Ludvík Armbruster as a secondary-school student, Ústín, 1945
Ludvík Armbruster as a secondary-school student, Ústín, 1945

Ludvík (Ludwig) Armbruster was born in 1928 in Prague, where he also grew up. His grandfather had an Austrian origin. Even though the family spoke Czech and professor Armbruster always considered himself a Czech native, he inherited an Austrian citizenship after his father, which saved him in the crucial moment from long years of internment. In 1947, he entered the novitiate in Velehrad and after the novitiate, he began to study at the Jesuit college in Děčín, where he was arrested an taken into internment to Bohosudov.
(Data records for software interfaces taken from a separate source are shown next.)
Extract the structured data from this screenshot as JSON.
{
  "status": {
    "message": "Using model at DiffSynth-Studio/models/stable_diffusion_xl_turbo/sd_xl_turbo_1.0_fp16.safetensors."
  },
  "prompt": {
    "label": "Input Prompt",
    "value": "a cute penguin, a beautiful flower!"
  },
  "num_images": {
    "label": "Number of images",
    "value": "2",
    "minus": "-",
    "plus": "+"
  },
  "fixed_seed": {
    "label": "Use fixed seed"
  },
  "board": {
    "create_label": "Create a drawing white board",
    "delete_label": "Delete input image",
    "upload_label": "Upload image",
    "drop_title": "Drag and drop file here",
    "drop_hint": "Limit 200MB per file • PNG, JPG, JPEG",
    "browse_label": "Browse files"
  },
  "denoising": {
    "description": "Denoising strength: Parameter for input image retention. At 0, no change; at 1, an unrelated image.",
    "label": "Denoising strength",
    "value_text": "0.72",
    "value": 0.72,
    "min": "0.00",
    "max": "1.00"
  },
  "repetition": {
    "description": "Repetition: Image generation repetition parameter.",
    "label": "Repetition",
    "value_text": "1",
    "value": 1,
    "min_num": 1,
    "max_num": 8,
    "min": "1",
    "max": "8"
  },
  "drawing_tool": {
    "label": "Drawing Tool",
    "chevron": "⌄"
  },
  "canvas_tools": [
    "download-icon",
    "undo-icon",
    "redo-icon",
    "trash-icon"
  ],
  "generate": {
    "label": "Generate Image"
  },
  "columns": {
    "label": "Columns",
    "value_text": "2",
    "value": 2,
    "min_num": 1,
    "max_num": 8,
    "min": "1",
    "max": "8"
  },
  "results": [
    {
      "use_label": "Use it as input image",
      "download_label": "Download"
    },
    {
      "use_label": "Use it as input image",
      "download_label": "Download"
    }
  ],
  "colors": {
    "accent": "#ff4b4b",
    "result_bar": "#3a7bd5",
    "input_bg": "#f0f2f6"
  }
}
Due to his Ausrtian origin, he was released from the internment and he was allowed (forced) to leave the country. He moved to Rome, where he finished his studies at the Gregorian University, which he finished in 1952. In Rome, he was introduced with the idea to leave on a mission to Japan. After two years in Japan, he finished his theological studies at the Sankt Georgen Graduate School of Philosophy and Theology in Frankfurt am Main. He obtained the license in theology and in 1959 he was ordained a priest. He returned to Japan where he lived in the period between 1961 and 1990. He taught at the Sofia University in Tokyo, first as a senior lecturer, than as an associated professor and finally as a regular professor. In Tokyo, he also led an inter-diocese clerical seminary for eight years and he was the head of the University library at Sofia. Nowadays, he still belongs to the Japanese province, but he is a professor at the Theological Faculty at Charles University in Prague. Apart from his membership in the leading positions at universities, he also published several philosophical works, mostly in German and Japanese.